No longer simply used to provide basic information on vehicles, telematics software is now essential to maintaining a predictive maintenance schedule for fleets. Movolytics explains more.
While many fleets aim for predictive maintenance, for smaller businesses with limited resources and personnel, staying on top of a disciplined schedule can be a challenge. This is where the latest telematics solutions come in. Instead of simply providing information on the location of the vehicles, the most advanced solutions provide detailed data and analytics on vehicle health, and factors that contribute to it, such as driving behaviour.
Some solutions, such as Movolytics, that draw information directly from the engine management system, are able to provide real-time data on the vehicle’s status.
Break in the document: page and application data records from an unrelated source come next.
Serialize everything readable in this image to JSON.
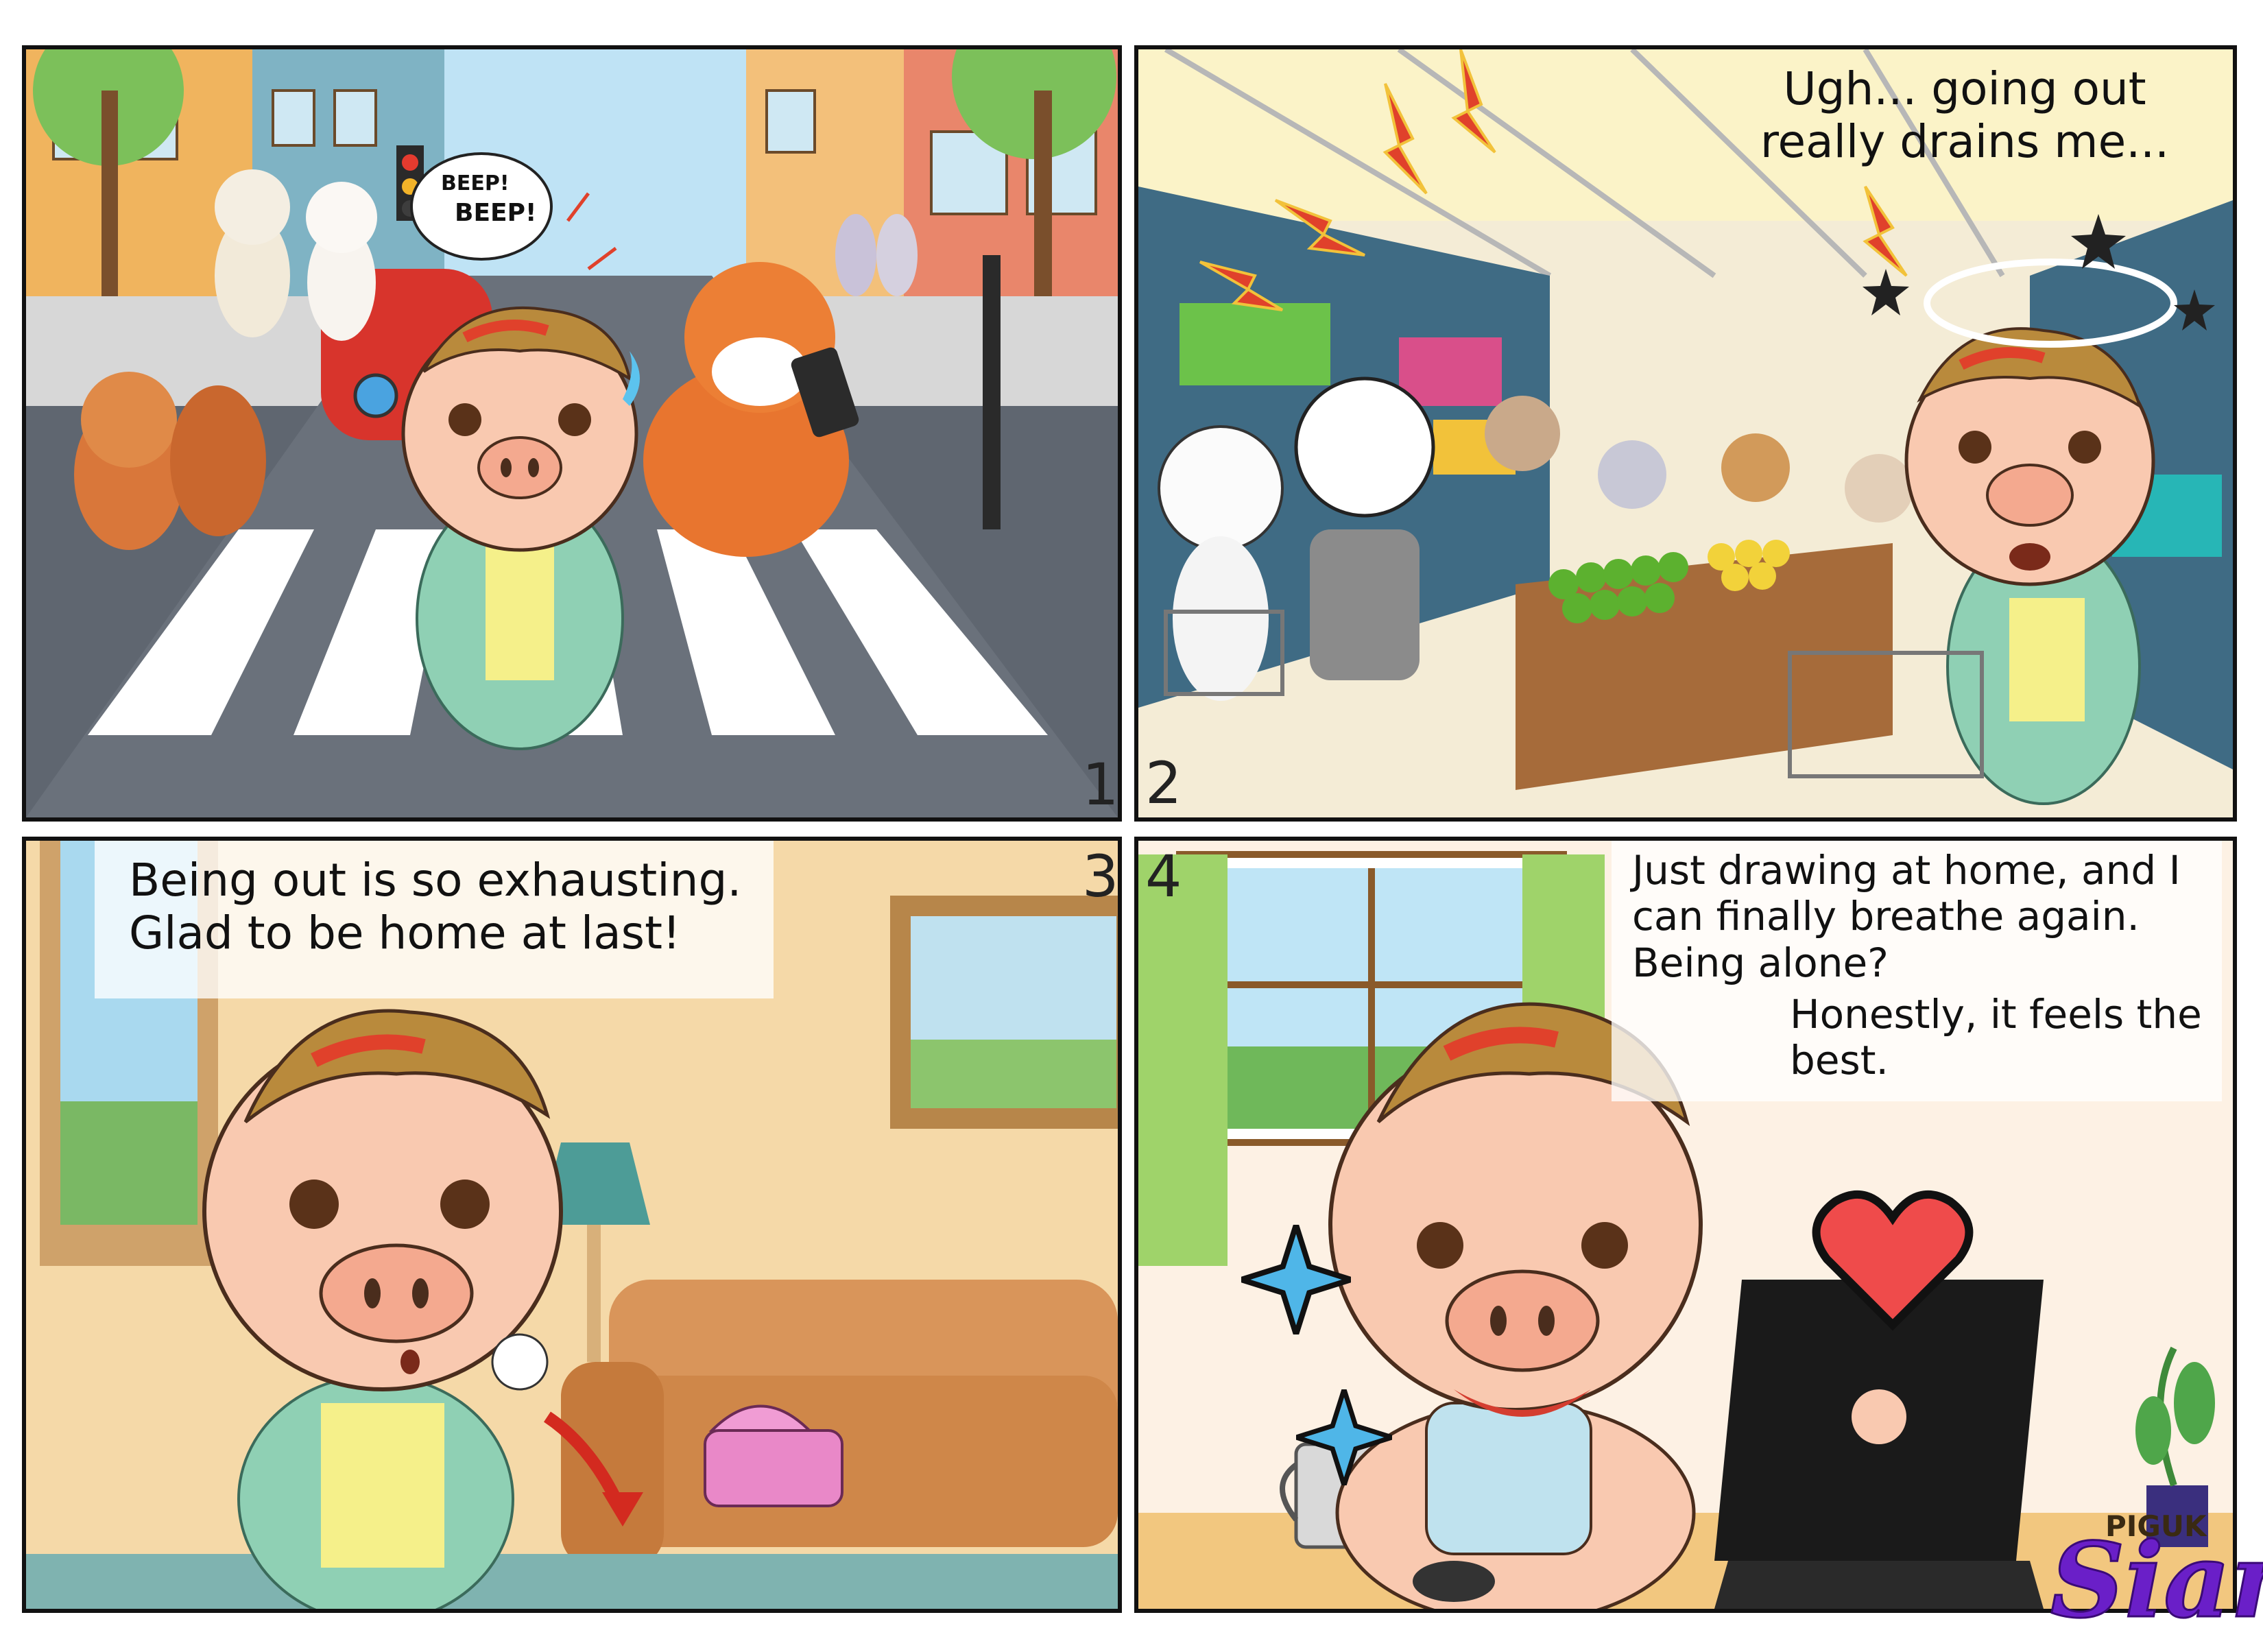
{
  "panels": [
    {
      "number": "1",
      "bubble_beep_1": "BEEP!",
      "bubble_beep_2": "BEEP!"
    },
    {
      "number": "2",
      "caption": "Ugh... going out\nreally drains me..."
    },
    {
      "number": "3",
      "caption": "Being out is so exhausting.\nGlad to be home at last!"
    },
    {
      "number": "4",
      "caption_line1": "Just drawing at home, and I\ncan finally breathe again.\nBeing alone?",
      "caption_line2": "Honestly, it feels the\nbest."
    }
  ],
  "watermark": {
    "brand": "PIGUK",
    "signature": "Sian"
  },
  "colors": {
    "pig_skin": "#f9c9b0",
    "pig_hair": "#b98a3c",
    "pig_hair_streak": "#e0412b",
    "cardigan": "#8fd0b4",
    "dress": "#f5f08a",
    "road": "#5f6670",
    "sofa": "#d9955a",
    "heart": "#ef4b4b",
    "sparkle": "#4fb6e8",
    "laptop": "#1a1a1a"
  }
}
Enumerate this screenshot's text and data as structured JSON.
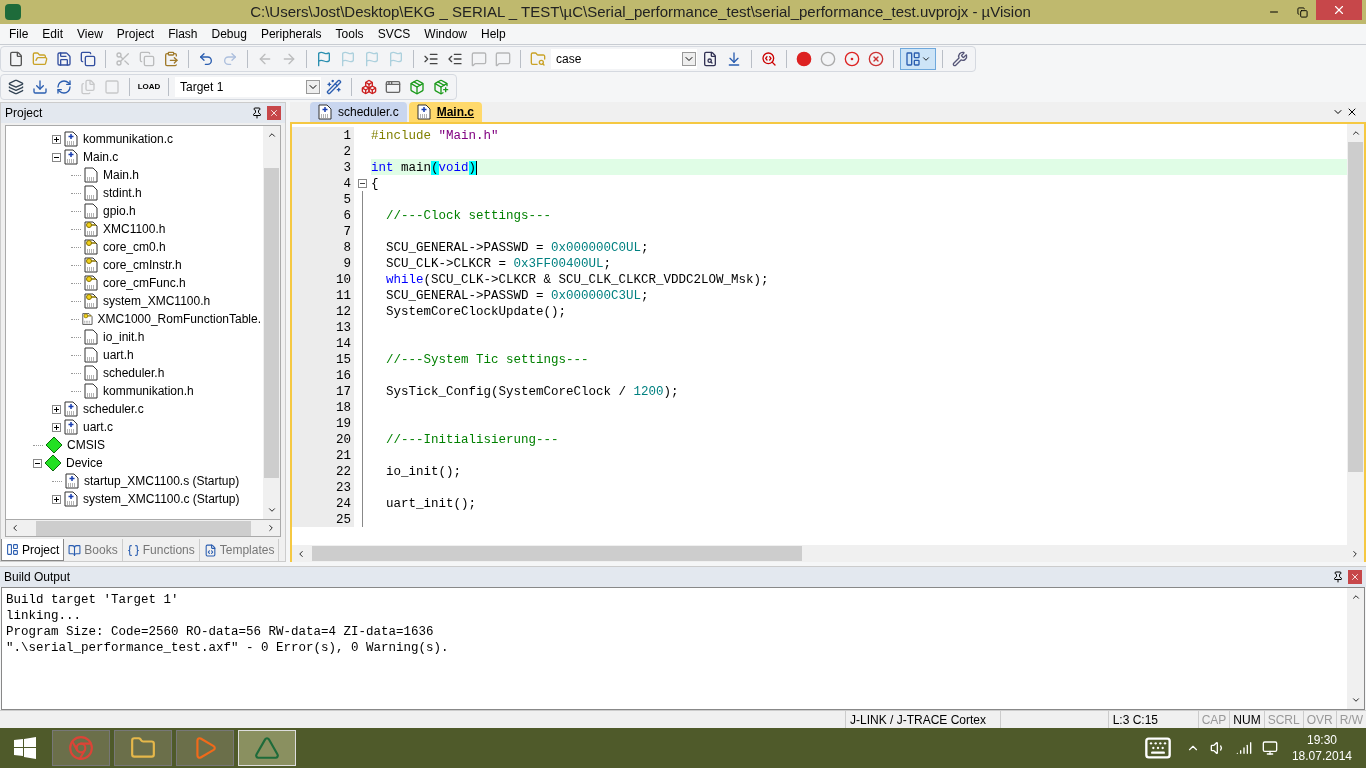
{
  "window": {
    "title": "C:\\Users\\Jost\\Desktop\\EKG _ SERIAL _ TEST\\µC\\Serial_performance_test\\serial_performance_test.uvprojx - µVision"
  },
  "menu": [
    "File",
    "Edit",
    "View",
    "Project",
    "Flash",
    "Debug",
    "Peripherals",
    "Tools",
    "SVCS",
    "Window",
    "Help"
  ],
  "toolbar_1": [
    {
      "kind": "new",
      "disabled": false
    },
    {
      "kind": "open",
      "disabled": false
    },
    {
      "kind": "save",
      "disabled": false
    },
    {
      "kind": "save-all",
      "disabled": false
    },
    {
      "kind": "sep"
    },
    {
      "kind": "cut",
      "disabled": true
    },
    {
      "kind": "copy",
      "disabled": true
    },
    {
      "kind": "paste",
      "disabled": false
    },
    {
      "kind": "sep"
    },
    {
      "kind": "undo",
      "disabled": false
    },
    {
      "kind": "redo",
      "disabled": true
    },
    {
      "kind": "sep"
    },
    {
      "kind": "back",
      "disabled": true
    },
    {
      "kind": "forward",
      "disabled": true
    },
    {
      "kind": "sep"
    },
    {
      "kind": "bookmark",
      "disabled": false
    },
    {
      "kind": "bookmark",
      "disabled": true
    },
    {
      "kind": "bookmark",
      "disabled": true
    },
    {
      "kind": "bookmark",
      "disabled": true
    },
    {
      "kind": "sep"
    },
    {
      "kind": "indent",
      "disabled": false
    },
    {
      "kind": "unindent",
      "disabled": false
    },
    {
      "kind": "comment",
      "disabled": true
    },
    {
      "kind": "comment",
      "disabled": true
    },
    {
      "kind": "sep"
    },
    {
      "kind": "find-files",
      "disabled": false
    },
    {
      "kind": "combo",
      "value": "case"
    },
    {
      "kind": "find",
      "disabled": false
    },
    {
      "kind": "jump",
      "disabled": false
    },
    {
      "kind": "sep"
    },
    {
      "kind": "debug",
      "disabled": false
    },
    {
      "kind": "sep"
    },
    {
      "kind": "breakpoint",
      "disabled": false
    },
    {
      "kind": "breakpoint-off",
      "disabled": false
    },
    {
      "kind": "breakpoints-toggle",
      "disabled": false
    },
    {
      "kind": "breakpoints-kill",
      "disabled": false
    },
    {
      "kind": "sep"
    },
    {
      "kind": "layout",
      "disabled": false,
      "selected": true
    },
    {
      "kind": "sep"
    },
    {
      "kind": "settings",
      "disabled": false
    }
  ],
  "toolbar_2": [
    {
      "kind": "translate",
      "disabled": false
    },
    {
      "kind": "build",
      "disabled": false
    },
    {
      "kind": "rebuild",
      "disabled": false
    },
    {
      "kind": "batch",
      "disabled": true
    },
    {
      "kind": "stop",
      "disabled": true
    },
    {
      "kind": "sep"
    },
    {
      "kind": "load",
      "label": "LOAD",
      "disabled": false
    },
    {
      "kind": "sep"
    },
    {
      "kind": "combo",
      "value": "Target 1"
    },
    {
      "kind": "options",
      "disabled": false
    },
    {
      "kind": "sep"
    },
    {
      "kind": "components",
      "disabled": false
    },
    {
      "kind": "windows",
      "disabled": false
    },
    {
      "kind": "pack",
      "disabled": false
    },
    {
      "kind": "pack-installer",
      "disabled": false
    }
  ],
  "project_panel": {
    "title": "Project",
    "source_files": [
      {
        "name": "kommunikation.c",
        "kind": "c-file",
        "expanded": false
      },
      {
        "name": "Main.c",
        "kind": "c-file",
        "expanded": true,
        "children": [
          {
            "name": "Main.h",
            "kind": "header"
          },
          {
            "name": "stdint.h",
            "kind": "header"
          },
          {
            "name": "gpio.h",
            "kind": "header"
          },
          {
            "name": "XMC1100.h",
            "kind": "system-header"
          },
          {
            "name": "core_cm0.h",
            "kind": "system-header"
          },
          {
            "name": "core_cmInstr.h",
            "kind": "system-header"
          },
          {
            "name": "core_cmFunc.h",
            "kind": "system-header"
          },
          {
            "name": "system_XMC1100.h",
            "kind": "system-header"
          },
          {
            "name": "XMC1000_RomFunctionTable.",
            "kind": "system-header"
          },
          {
            "name": "io_init.h",
            "kind": "header"
          },
          {
            "name": "uart.h",
            "kind": "header"
          },
          {
            "name": "scheduler.h",
            "kind": "header"
          },
          {
            "name": "kommunikation.h",
            "kind": "header"
          }
        ]
      },
      {
        "name": "scheduler.c",
        "kind": "c-file",
        "expanded": false
      },
      {
        "name": "uart.c",
        "kind": "c-file",
        "expanded": false
      }
    ],
    "groups": [
      {
        "name": "CMSIS",
        "kind": "component"
      },
      {
        "name": "Device",
        "kind": "component",
        "expanded": true,
        "children": [
          {
            "name": "startup_XMC1100.s (Startup)",
            "kind": "c-file"
          },
          {
            "name": "system_XMC1100.c (Startup)",
            "kind": "c-file",
            "expanded": false
          }
        ]
      }
    ],
    "tabs": [
      {
        "label": "Project",
        "kind": "project",
        "selected": true
      },
      {
        "label": "Books",
        "kind": "books",
        "selected": false
      },
      {
        "label": "Functions",
        "kind": "functions",
        "selected": false
      },
      {
        "label": "Templates",
        "kind": "templates",
        "selected": false
      }
    ]
  },
  "editor": {
    "tabs": [
      {
        "label": "scheduler.c",
        "selected": false
      },
      {
        "label": "Main.c",
        "selected": true
      }
    ],
    "lines": [
      {
        "n": "1",
        "current": false,
        "fold": false,
        "tokens": [
          {
            "t": "#include ",
            "kind": "pre"
          },
          {
            "t": "\"Main.h\"",
            "kind": "str"
          }
        ]
      },
      {
        "n": "2",
        "current": false,
        "fold": false
      },
      {
        "n": "3",
        "current": true,
        "fold": false,
        "tokens": [
          {
            "t": "int",
            "kind": "kw"
          },
          {
            "t": " main",
            "kind": "plain"
          },
          {
            "t": "(",
            "kind": "match"
          },
          {
            "t": "void",
            "kind": "kw"
          },
          {
            "t": ")",
            "kind": "match"
          }
        ]
      },
      {
        "n": "4",
        "current": false,
        "fold": true,
        "tokens": [
          {
            "t": "{",
            "kind": "plain"
          }
        ]
      },
      {
        "n": "5",
        "current": false,
        "fold": false
      },
      {
        "n": "6",
        "current": false,
        "fold": false,
        "tokens": [
          {
            "t": "  //---Clock settings---",
            "kind": "cmt"
          }
        ]
      },
      {
        "n": "7",
        "current": false,
        "fold": false
      },
      {
        "n": "8",
        "current": false,
        "fold": false,
        "tokens": [
          {
            "t": "  SCU_GENERAL->PASSWD = ",
            "kind": "plain"
          },
          {
            "t": "0x000000C0UL",
            "kind": "num"
          },
          {
            "t": ";",
            "kind": "plain"
          }
        ]
      },
      {
        "n": "9",
        "current": false,
        "fold": false,
        "tokens": [
          {
            "t": "  SCU_CLK->CLKCR = ",
            "kind": "plain"
          },
          {
            "t": "0x3FF00400UL",
            "kind": "num"
          },
          {
            "t": ";",
            "kind": "plain"
          }
        ]
      },
      {
        "n": "10",
        "current": false,
        "fold": false,
        "tokens": [
          {
            "t": "  while",
            "kind": "kw"
          },
          {
            "t": "(SCU_CLK->CLKCR & SCU_CLK_CLKCR_VDDC2LOW_Msk);",
            "kind": "plain"
          }
        ]
      },
      {
        "n": "11",
        "current": false,
        "fold": false,
        "tokens": [
          {
            "t": "  SCU_GENERAL->PASSWD = ",
            "kind": "plain"
          },
          {
            "t": "0x000000C3UL",
            "kind": "num"
          },
          {
            "t": ";",
            "kind": "plain"
          }
        ]
      },
      {
        "n": "12",
        "current": false,
        "fold": false,
        "tokens": [
          {
            "t": "  SystemCoreClockUpdate();",
            "kind": "plain"
          }
        ]
      },
      {
        "n": "13",
        "current": false,
        "fold": false
      },
      {
        "n": "14",
        "current": false,
        "fold": false
      },
      {
        "n": "15",
        "current": false,
        "fold": false,
        "tokens": [
          {
            "t": "  //---System Tic settings---",
            "kind": "cmt"
          }
        ]
      },
      {
        "n": "16",
        "current": false,
        "fold": false
      },
      {
        "n": "17",
        "current": false,
        "fold": false,
        "tokens": [
          {
            "t": "  SysTick_Config(SystemCoreClock / ",
            "kind": "plain"
          },
          {
            "t": "1200",
            "kind": "num"
          },
          {
            "t": ");",
            "kind": "plain"
          }
        ]
      },
      {
        "n": "18",
        "current": false,
        "fold": false
      },
      {
        "n": "19",
        "current": false,
        "fold": false
      },
      {
        "n": "20",
        "current": false,
        "fold": false,
        "tokens": [
          {
            "t": "  //---Initialisierung---",
            "kind": "cmt"
          }
        ]
      },
      {
        "n": "21",
        "current": false,
        "fold": false
      },
      {
        "n": "22",
        "current": false,
        "fold": false,
        "tokens": [
          {
            "t": "  io_init();",
            "kind": "plain"
          }
        ]
      },
      {
        "n": "23",
        "current": false,
        "fold": false
      },
      {
        "n": "24",
        "current": false,
        "fold": false,
        "tokens": [
          {
            "t": "  uart_init();",
            "kind": "plain"
          }
        ]
      },
      {
        "n": "25",
        "current": false,
        "fold": false
      }
    ]
  },
  "build_output": {
    "title": "Build Output",
    "lines": [
      "Build target 'Target 1'",
      "linking...",
      "Program Size: Code=2560 RO-data=56 RW-data=4 ZI-data=1636",
      "\".\\serial_performance_test.axf\" - 0 Error(s), 0 Warning(s)."
    ]
  },
  "status_bar": {
    "debugger": "J-LINK / J-TRACE Cortex",
    "position": "L:3 C:15",
    "indicators": [
      {
        "label": "CAP",
        "on": false
      },
      {
        "label": "NUM",
        "on": true
      },
      {
        "label": "SCRL",
        "on": false
      },
      {
        "label": "OVR",
        "on": false
      },
      {
        "label": "R/W",
        "on": false
      }
    ]
  },
  "taskbar": {
    "apps": [
      {
        "kind": "browser",
        "selected": false
      },
      {
        "kind": "explorer",
        "selected": false
      },
      {
        "kind": "media",
        "selected": false
      },
      {
        "kind": "uvision",
        "selected": true
      }
    ],
    "time": "19:30",
    "date": "18.07.2014"
  }
}
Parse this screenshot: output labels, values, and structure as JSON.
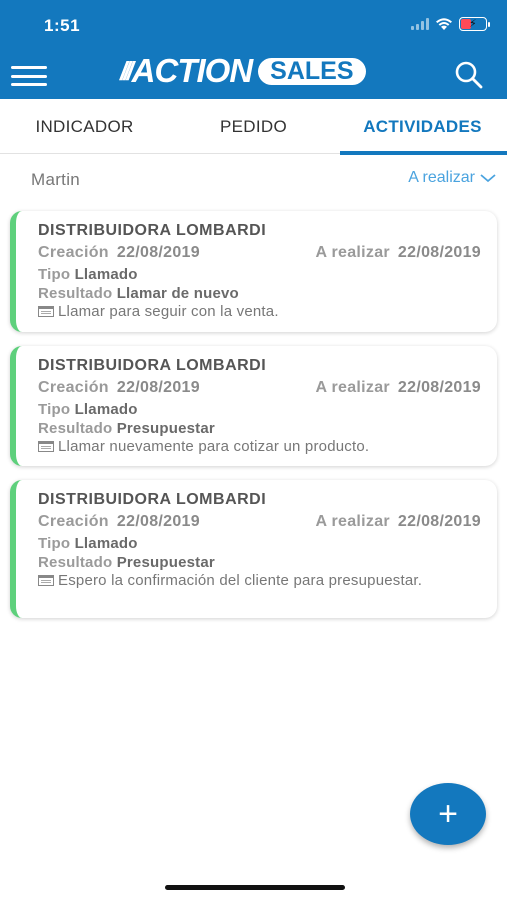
{
  "status_bar": {
    "time": "1:51"
  },
  "header": {
    "logo_slashes": "///",
    "logo_action": "ACTION",
    "logo_sales": "SALES"
  },
  "tabs": [
    {
      "label": "INDICADOR",
      "active": false
    },
    {
      "label": "PEDIDO",
      "active": false
    },
    {
      "label": "ACTIVIDADES",
      "active": true
    }
  ],
  "filter": {
    "user": "Martin",
    "date_type": "A realizar"
  },
  "activities": [
    {
      "client": "DISTRIBUIDORA LOMBARDI",
      "creacion_label": "Creación",
      "creacion_date": "22/08/2019",
      "realizar_label": "A realizar",
      "realizar_date": "22/08/2019",
      "tipo_label": "Tipo",
      "tipo": "Llamado",
      "resultado_label": "Resultado",
      "resultado": "Llamar de nuevo",
      "note": "Llamar para seguir con la venta."
    },
    {
      "client": "DISTRIBUIDORA LOMBARDI",
      "creacion_label": "Creación",
      "creacion_date": "22/08/2019",
      "realizar_label": "A realizar",
      "realizar_date": "22/08/2019",
      "tipo_label": "Tipo",
      "tipo": "Llamado",
      "resultado_label": "Resultado",
      "resultado": "Presupuestar",
      "note": "Llamar nuevamente para cotizar un producto."
    },
    {
      "client": "DISTRIBUIDORA LOMBARDI",
      "creacion_label": "Creación",
      "creacion_date": "22/08/2019",
      "realizar_label": "A realizar",
      "realizar_date": "22/08/2019",
      "tipo_label": "Tipo",
      "tipo": "Llamado",
      "resultado_label": "Resultado",
      "resultado": "Presupuestar",
      "note": "Espero la confirmación del cliente para presupuestar."
    }
  ],
  "fab": {
    "label": "+"
  },
  "colors": {
    "primary": "#1378be",
    "accent_light": "#4aa3df",
    "card_stripe": "#5ed07c",
    "battery_low": "#ff4a57"
  }
}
By presenting this information on intuitive dashboards, fleet managers can access a holistic view of the status of their vehicles. If an issue with the engine, for example, is identifi ed, the system can send an alert to the fleet manager and the driver, with details of the problem and advice on how to proceed – whether the vehicle is safe to drive to the nearest garage or if the engine should be stopped immediately.
The detailed data the system presents also enables more intelligent proactive maintenance and easier management of planned maintenance schedules. By recording driving behaviour across key areas such as fuel consumption, braking, speeding and idling, it paints a detailed picture of the activity of each driver that contributes to wear of their vehicles. Idling, for example, can be costly not only in terms of fuel consumption, but also when it comes to the wear on engine components, and harsh braking can take its toll on brake pads, reducing the lifespan of these vital components.
It’s all about data
Analysing this data helps operators identify vehicles that are at risk and which would benefit from more regular maintenance. The visual dashboard makes comparing vehicle and driver performance simple, so that any anomalies are easy to spot.
If one vehicle is constantly consuming excess fuel, for instance, it might stem from poor driving behaviour or indicate an actual fault in the vehicle, which would require urgent attention. By drawing on this information, the fleet manager can educate drivers and ensure the ‘at risk’ vehicles have more frequent maintenance schedules.
In the workshop, the information from the fleet management system can help speed up maintenance and repairs. As the data from the fleet management systems is stored in the cloud and can be accessed remotely, fleet managers can easily share backdated data of the vehicle’s performance with the maintenance team, to help them identify the problem and its causes.
Looking at the data, engineers can recognise patterns that contribute to wear, enabling them to help fleet managers find the optimal management cycle to prolong fleet life. Additionally, telematics can also help workshop managers optimise daily schedules and provide better customer service. When the fleet manager is alerted to a fault by their telematics system, they can quote the fault when booking the vehicle in for repairs. As the fault has already been identified, to an extent at least, the workshop manager will have a better idea of how long the repair will take and can allocate time accordingly.
It is easy to see how the information fleet management systems provide about a vehicle can benefit both fleets and workshops, and the systems are set to contribute even more to the way vehicle health is managed in the future.